However, LinkedIn does genuinely make accessible dozens of job vacancies and enables you to find – and check out – people for speaking and other employment opportunities. This is where I think LinkedIn does work well i.e. as a professional contact database – which is where it started. Locating and connecting with people you know (and don’t but perhaps could and should) is simple and effective. Yes, too many people still abuse the networking, but they can be ignored quite easily.
For individuals, it is a straightforward way to have an up to date online profile, with both a CV/resume and other useful information. It can be a helpful professional place to share useful information and enable effective online networking particularly with existing contacts. I do find it works in terms of getting faster responses than emails from busy people. For students and young PR practitioners, it can be a good way of establishing contacts especially using its ‘6-degrees of separation’ nature.
It is also easy for organisations to set up pages where basic information is often easier to find than on their own websites. A post at Forbes argues companies should encourage all employees to use LinkedIn rather than blocking access. The argument is that employee activity in LinkedIn increases visibility for a company. Actually, the point being made is that employees should be using LinkedIn as ‘brand ambassadors’ and generators of LinkedIn search juice.
Seeing employees as primarily ‘good news’ distributors is cynical and smacks of that terrible concept: internal marketing (which is not the same as employee engagement or internal communications). And, I can’t be alone in envisaging dozens of ‘cut and paste’ corporate posts by individual employees as a great way to annoy lots of people rather than engage them.
A similar questionable attitude is expressed by Dan Schwabel in another Forbes post. He is arguing that you should accept all requests to connect on the basis that this helps increase your Klout score and general profile. Again a quantity over quality focus.
Perhaps what I’m finding irritating about LinkedIn is common among other women as I note from Michal Clements post that women are not using LinkedIn as much or as regularly as men. She argues that this means women may be missing out on the career development and relationship building potential of engaging with LinkedIn. Recruiters using LinkedIn will be missing out on female talent if women are not using the channel as much as male counterparts.

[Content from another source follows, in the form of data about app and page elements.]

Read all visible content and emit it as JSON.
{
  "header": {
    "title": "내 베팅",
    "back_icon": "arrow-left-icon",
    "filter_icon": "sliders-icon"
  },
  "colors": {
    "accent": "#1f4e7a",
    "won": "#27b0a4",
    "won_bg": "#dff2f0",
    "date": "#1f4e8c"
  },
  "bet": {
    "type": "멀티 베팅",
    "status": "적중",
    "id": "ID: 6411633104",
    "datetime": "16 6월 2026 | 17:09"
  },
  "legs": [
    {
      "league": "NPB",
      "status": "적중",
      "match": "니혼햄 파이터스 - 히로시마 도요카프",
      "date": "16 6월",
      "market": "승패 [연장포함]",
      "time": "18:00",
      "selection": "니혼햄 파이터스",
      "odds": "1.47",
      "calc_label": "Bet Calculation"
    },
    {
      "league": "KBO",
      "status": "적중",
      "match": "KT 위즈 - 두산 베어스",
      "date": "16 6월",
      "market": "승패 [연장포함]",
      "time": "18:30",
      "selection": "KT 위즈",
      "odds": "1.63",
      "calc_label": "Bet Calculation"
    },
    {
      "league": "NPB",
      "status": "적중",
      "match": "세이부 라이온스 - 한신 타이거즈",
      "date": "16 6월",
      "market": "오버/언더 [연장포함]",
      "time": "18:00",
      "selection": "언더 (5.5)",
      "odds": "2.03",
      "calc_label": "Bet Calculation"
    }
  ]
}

Is it just me? Is LinkedIn operating mainly in a male way that doesn’t engage women? Is it really a useful professional network – and a valued recruitment channel? Does it offer real public relations benefits to organisations or is it another clogged up channel of puff and nonsense?